Record extracts:

*****

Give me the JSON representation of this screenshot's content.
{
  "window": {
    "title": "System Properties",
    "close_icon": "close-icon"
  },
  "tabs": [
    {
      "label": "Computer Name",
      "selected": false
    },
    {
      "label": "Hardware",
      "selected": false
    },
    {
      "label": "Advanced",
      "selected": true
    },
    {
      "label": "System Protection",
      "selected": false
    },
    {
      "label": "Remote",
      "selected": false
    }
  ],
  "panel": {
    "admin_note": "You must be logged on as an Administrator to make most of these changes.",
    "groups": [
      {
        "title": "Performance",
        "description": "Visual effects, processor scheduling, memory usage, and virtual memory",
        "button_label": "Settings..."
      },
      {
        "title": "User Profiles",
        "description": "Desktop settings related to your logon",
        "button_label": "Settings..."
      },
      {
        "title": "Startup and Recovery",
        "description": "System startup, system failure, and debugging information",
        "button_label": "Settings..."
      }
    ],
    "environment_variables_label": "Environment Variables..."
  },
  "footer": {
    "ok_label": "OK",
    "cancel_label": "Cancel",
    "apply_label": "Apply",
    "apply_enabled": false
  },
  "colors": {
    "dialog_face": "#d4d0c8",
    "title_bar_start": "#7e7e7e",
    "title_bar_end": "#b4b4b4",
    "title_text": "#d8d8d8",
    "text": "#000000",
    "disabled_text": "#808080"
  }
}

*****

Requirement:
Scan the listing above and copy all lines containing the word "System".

Answer to the problem:
    "title": "System Properties",
      "label": "System Protection",
        "description": "System startup, system failure, and debugging information",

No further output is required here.